    These lots have been imported from outside the EU for sale using a Temporary Import regime. Import VAT is payable (at 5%) on the Hammer price. VAT is also payable (at 20%) on the buyer’s Premium on a VAT inclusive basis. This VAT is not shown separately on the invoice. When a buyer of such a lot has registered an EU address but wishes to export the lot or complete the import into another EU country, he must advise Christie's immediately after the auction.


    Provenance

    Christie's, South Kensington, 1 June 2006, lot 76.


    Pre-Lot Text

    Property from the Collection of David Gainsborough Roberts


    Post Lot Text

    King Charles I was born in Dunfirmline Palace, Scotland on 19th November 1600. The son of King James I and Anne daughter of King Frederick II of Denmark and succeeded to the throne in 1625 claiming rule by divine right. He defied parliament and after seizing five dissident MPs he triggered the English Civil War. Charles and his Royalist army was defeated at the battle of Naseby in 1645. After being convicted of treason he was sentenced to death by the Protectorate and beheaded in London. He went to his execution wearing two wool shirts as it was a bitterly cold day and according to an eyewitness account he did not want his shivering to be mistaken for fear.

    The choice of dates on the reverse may cause confusion, as historians record the execution of Charles I as taking place on January 30th 1649, however during the 17th century the new year began on the 25th March, a practice that continued in England until 1752 when the present date of 1st January was adopted.
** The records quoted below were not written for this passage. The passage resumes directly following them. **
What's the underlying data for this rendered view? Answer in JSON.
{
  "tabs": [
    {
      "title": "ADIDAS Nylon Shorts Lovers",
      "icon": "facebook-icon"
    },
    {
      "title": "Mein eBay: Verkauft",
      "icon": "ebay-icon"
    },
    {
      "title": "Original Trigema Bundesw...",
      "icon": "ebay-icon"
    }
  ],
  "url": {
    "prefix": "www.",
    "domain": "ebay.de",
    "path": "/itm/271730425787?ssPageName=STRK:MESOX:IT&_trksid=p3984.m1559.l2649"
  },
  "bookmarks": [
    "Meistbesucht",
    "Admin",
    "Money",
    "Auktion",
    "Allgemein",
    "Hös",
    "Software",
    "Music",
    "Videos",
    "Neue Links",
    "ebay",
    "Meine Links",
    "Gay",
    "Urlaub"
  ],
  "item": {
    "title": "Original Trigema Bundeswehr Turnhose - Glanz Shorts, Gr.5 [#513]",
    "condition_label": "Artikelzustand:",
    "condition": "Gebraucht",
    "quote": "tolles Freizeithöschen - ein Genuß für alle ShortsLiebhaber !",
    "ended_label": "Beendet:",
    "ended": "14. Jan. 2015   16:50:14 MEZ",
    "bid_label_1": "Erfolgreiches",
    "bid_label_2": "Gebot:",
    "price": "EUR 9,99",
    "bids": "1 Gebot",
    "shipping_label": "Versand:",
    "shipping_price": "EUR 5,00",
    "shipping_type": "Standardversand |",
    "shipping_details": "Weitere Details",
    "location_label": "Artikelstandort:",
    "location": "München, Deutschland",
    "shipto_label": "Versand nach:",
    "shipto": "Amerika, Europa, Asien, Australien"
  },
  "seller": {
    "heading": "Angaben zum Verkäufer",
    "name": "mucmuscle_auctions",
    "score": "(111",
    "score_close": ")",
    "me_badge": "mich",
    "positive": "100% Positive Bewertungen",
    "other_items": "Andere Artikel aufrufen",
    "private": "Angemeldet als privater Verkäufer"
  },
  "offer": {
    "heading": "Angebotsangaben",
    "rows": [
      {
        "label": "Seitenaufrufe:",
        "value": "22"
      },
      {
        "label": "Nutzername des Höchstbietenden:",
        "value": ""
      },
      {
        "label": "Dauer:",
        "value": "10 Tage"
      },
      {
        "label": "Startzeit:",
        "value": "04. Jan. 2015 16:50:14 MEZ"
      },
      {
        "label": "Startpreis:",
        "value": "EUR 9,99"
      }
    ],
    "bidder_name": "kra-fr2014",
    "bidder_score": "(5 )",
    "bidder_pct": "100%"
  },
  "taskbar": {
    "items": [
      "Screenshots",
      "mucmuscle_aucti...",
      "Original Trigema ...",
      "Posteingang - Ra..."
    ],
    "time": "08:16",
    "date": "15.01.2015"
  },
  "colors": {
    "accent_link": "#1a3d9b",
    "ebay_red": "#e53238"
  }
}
The reason for the alternate dates inscribed on the pendant may be for supporters of the Stuart cause resident in Scotland where the Gregorian calendar had already been adopted